Regina tops in Canada
February 9, 2011 Regina Leader Post Staff and Financial Post
Regina saw the highest increase in house prices in Canada in the past decade, averaging nearly 10 per cent per year, according to a Re/Max housing report released Tuesday.
Regina also boasted the third-strongest sellers’ market in Canada during that time, with sellers calling the tune more than 60 per cent of the time, Re/Max said.
Across Canada, average price increases from 2000 to 2010 ranged from 4.8 per cent in London-St. Thomas to a high of 9.56 per cent in Regina. The national average was 6.8 per cent.
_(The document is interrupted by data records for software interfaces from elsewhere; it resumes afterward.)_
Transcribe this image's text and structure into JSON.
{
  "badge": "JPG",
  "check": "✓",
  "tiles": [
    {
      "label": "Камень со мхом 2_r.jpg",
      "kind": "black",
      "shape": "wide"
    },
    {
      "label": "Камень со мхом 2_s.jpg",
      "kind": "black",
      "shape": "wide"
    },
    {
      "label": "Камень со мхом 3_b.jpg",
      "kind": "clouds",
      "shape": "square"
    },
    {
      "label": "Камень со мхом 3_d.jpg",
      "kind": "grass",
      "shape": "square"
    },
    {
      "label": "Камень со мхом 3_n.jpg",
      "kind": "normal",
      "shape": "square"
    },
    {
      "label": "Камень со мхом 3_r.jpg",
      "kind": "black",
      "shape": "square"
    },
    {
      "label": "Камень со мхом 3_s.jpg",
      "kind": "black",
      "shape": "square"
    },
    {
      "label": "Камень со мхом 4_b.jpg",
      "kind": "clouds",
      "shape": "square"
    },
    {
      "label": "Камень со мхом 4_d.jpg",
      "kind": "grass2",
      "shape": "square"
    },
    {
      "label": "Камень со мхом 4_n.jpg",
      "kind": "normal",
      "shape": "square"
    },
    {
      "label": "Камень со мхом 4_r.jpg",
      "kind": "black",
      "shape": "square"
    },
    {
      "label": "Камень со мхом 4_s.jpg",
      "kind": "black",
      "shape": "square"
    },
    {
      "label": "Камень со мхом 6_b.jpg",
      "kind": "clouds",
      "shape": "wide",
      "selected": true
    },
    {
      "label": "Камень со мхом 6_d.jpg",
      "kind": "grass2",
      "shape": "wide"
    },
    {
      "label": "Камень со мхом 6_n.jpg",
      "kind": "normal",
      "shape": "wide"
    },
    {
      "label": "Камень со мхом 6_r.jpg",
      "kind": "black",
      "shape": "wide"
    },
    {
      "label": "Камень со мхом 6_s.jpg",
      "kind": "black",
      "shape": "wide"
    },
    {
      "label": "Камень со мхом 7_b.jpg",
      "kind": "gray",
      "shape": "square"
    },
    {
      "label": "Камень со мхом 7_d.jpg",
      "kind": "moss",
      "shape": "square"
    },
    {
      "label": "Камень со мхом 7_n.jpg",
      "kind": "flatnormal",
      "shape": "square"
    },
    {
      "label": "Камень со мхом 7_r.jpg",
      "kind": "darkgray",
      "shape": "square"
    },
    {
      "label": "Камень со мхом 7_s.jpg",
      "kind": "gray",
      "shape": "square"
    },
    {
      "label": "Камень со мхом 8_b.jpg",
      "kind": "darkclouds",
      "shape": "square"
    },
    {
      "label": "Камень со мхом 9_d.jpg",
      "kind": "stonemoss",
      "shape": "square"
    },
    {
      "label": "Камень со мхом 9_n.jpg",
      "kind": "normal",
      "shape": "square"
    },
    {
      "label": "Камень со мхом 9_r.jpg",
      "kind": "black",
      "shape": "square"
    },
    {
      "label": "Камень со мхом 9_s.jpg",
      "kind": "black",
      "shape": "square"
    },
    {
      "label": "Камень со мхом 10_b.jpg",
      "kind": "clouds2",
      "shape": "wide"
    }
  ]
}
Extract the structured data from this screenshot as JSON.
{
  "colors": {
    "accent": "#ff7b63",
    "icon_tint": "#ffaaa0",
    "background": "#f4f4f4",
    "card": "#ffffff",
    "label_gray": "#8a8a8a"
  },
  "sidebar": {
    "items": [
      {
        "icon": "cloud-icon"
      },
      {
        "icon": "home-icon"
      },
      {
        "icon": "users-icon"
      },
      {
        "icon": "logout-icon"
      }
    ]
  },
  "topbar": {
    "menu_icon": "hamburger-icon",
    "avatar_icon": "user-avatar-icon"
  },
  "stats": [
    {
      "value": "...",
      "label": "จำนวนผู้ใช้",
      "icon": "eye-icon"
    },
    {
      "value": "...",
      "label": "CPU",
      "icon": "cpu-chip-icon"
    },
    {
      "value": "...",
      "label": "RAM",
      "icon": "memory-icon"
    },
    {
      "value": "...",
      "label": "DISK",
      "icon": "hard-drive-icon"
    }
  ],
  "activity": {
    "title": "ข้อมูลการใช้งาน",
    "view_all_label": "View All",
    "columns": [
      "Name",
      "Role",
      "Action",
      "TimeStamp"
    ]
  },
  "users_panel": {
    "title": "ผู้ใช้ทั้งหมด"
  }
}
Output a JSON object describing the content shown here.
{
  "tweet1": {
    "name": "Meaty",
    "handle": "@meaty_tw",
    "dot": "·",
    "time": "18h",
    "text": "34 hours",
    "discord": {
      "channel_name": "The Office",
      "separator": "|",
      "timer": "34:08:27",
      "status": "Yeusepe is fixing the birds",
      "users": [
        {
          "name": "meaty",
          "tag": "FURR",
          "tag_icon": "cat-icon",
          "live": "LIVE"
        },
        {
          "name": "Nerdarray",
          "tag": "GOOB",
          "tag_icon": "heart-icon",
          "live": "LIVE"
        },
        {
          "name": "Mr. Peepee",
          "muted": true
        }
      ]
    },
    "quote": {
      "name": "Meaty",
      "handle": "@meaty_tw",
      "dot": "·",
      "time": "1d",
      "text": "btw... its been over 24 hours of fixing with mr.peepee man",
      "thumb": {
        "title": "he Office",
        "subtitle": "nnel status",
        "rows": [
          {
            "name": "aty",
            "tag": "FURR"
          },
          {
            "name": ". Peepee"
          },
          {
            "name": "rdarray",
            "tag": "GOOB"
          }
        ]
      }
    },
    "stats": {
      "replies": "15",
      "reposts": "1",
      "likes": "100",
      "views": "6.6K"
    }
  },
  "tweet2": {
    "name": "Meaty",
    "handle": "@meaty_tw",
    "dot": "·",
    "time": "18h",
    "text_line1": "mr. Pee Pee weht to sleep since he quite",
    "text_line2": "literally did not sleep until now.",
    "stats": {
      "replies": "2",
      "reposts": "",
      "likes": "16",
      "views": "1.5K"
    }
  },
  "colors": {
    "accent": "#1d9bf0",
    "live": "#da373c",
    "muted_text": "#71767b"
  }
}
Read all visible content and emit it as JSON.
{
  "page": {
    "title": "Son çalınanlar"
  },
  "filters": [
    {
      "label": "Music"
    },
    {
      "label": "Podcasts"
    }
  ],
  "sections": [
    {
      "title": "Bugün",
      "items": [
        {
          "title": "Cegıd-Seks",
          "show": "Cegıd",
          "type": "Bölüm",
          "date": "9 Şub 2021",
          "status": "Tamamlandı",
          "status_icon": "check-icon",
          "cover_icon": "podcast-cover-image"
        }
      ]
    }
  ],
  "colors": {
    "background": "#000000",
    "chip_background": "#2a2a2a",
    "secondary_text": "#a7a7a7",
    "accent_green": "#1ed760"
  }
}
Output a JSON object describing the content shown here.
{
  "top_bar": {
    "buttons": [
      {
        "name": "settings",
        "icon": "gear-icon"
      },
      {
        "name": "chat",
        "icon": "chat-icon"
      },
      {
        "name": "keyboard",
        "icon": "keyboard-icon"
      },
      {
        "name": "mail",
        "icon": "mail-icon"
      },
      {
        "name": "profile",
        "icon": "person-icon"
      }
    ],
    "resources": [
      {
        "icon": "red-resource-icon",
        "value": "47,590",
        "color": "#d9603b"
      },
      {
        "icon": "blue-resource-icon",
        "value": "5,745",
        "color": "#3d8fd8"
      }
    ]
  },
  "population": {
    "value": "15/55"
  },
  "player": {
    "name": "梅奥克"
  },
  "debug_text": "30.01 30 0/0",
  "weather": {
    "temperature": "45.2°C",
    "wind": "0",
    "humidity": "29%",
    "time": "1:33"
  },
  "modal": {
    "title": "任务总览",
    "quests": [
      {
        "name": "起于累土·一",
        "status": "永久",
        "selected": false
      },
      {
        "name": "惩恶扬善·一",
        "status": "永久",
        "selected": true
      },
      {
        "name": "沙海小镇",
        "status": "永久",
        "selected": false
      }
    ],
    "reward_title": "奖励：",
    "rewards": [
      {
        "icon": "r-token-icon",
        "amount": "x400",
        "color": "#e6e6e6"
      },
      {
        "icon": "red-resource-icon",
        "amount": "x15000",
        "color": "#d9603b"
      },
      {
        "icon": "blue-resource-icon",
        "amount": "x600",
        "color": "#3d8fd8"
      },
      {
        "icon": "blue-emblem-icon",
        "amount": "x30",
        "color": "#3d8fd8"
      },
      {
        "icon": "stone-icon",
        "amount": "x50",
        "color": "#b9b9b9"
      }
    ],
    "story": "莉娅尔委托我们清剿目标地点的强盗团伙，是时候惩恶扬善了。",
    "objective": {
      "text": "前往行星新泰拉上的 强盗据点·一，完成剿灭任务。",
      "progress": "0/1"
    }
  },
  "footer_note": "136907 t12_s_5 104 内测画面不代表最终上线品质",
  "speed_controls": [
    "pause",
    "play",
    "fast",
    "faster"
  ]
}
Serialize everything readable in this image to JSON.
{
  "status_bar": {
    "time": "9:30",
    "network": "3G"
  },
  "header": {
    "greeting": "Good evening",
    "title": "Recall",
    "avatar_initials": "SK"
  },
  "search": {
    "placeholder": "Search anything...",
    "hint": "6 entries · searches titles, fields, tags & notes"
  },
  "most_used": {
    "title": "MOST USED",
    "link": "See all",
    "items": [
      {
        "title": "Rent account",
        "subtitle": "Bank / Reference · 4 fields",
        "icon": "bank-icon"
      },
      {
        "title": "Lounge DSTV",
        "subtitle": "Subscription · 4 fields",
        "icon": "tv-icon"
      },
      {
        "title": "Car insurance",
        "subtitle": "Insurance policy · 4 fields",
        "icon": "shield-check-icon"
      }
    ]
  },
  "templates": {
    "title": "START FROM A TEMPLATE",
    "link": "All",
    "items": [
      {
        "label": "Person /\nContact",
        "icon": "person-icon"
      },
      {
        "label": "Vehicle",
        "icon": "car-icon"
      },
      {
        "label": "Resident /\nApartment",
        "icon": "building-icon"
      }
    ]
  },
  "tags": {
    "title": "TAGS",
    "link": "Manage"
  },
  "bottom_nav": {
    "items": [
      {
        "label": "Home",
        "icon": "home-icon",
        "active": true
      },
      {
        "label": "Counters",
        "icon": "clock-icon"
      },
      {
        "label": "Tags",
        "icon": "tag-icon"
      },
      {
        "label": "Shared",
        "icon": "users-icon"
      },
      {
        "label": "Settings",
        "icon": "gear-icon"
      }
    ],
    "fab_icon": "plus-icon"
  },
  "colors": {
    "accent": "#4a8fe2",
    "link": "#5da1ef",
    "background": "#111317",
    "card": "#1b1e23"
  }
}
Gord Archibald, executive officer of the Association of Regina Realtors, said the Re/Max numbers look about right. “It’s probably not that far off the mark,’’ Archibald said.
Archibald noted that the average price on the multiple listing service (MLS) in Regina at the end of 2000 was $94,459. “We ended 2010 at $258,069. When you do the math, it works out to be a 273-per-cent increase.’’
Archibald added that most of the increase has taken place in the last four years.
“When you look at the pattern over that time, the real significant gains in price began in 2007.’’ For example, in 2006 “before the boom,’’ the average MLS price in Regina was $131,812.
“Then it jumped to $165,725 in 2007, then up to $229,000 in 2008, and it just continued on,’’ Archibald said.
“You can see that the majority of the gains were in the last four-year period.’’
He attributed the housing boom to growth in the strong local economy and population growth due to in-migration. “A very small increase in population — say 2,500 or 3,000 a year — has an exponential impact on the real estate market.”
He noted that prior to 2007, Regina averaged between 2,500 and 3,000 housing sales annually for decades, but after 2007 sales averaged between 3,300 (2008) to 3,900 (2007).
He also agreed with the Re/Max report that Regina has been a sellers’ market from most of the last decade. “That’s probably the case here in Regina. The majority of the last 10 years has been a sellers’ market.’’
By far the tightest market in the nation was Winnipeg, where sellers held sway for 85 per cent of the decade, followed by Hamilton-Burlington (67 per cent), Regina (63.6 per cent), Kitchener-Waterloo (59.8 per cent) and Edmonton (57.5 per cent).
However, the dramatic, decade-long runup in house prices reported will become a distant memory in the years ahead, analysts said Tuesday.
That pace of growth — seven per cent a year for 10 years — is unsustainable, says BMO Capital Markets economist Robert Kavcic.
“Over time, house prices tend to follow the rate of income growth, which is a little faster than inflation but certainly not seven per cent a year,” Kavcic said.
“Over that period we saw income growth on a per-capita basis of about half that rate. That's fine if you have offsetting factors like falling mortgage rates and longer amortization periods like we saw over the past 10 years.”
But looking ahead, Kavcic warned, the exact opposite is taking shape — mortgage rates are rising and amortization periods are shrinking.
In that environment, house prices will likely lag income growth, which Kavcic expects to average about 3.5 per cent a year.
Assuming inflation runs only at the Bank of Canada's target of two per cent a year and housing prices gain an optimistic three per cent, the net return to investors will be a scant one per cent a year, possibly less.
By comparison, in the decade gone by, prices in Edmonton posted a compound annual growth rate of 9.25 per cent a year for 10 years, the Re/Max report said.
The past decade was one of the healthiest periods on record for Canadian real estate, Re/Max said, but already the housing market is off the boil, slowing considerably over the past several months.